→ **Task directions**:
In the entries below, find each line with the word "figure" and pull it out.

→ **Information shown**:

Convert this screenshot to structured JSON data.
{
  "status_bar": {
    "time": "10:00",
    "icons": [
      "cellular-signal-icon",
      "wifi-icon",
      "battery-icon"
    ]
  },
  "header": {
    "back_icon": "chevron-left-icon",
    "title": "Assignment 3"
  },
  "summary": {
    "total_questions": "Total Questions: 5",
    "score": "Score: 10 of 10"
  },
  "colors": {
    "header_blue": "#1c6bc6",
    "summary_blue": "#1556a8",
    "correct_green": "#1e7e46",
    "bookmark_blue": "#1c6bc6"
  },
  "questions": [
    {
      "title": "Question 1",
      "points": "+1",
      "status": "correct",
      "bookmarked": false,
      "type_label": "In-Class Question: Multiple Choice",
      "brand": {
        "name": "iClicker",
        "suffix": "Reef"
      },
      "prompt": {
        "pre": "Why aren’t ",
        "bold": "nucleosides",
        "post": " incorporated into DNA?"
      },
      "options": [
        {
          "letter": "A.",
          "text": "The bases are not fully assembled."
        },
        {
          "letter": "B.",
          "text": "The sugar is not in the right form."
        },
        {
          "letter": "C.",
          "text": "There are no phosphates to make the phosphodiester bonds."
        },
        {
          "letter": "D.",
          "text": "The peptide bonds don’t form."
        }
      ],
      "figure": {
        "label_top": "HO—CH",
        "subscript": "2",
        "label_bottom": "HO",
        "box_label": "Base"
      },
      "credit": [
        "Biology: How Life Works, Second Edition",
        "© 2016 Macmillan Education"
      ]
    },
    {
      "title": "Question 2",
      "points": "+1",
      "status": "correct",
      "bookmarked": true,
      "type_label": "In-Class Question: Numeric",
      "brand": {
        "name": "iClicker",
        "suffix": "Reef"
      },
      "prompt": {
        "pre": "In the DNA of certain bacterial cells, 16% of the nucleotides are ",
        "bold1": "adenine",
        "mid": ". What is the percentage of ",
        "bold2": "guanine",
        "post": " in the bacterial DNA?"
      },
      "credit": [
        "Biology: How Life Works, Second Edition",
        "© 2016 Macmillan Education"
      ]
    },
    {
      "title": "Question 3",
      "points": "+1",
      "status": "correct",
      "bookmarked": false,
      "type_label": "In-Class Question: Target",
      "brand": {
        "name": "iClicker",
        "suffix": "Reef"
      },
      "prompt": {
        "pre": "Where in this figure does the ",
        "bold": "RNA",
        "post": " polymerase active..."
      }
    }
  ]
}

→ **Task response**:
      "figure": {
        "pre": "Where in this figure does the ",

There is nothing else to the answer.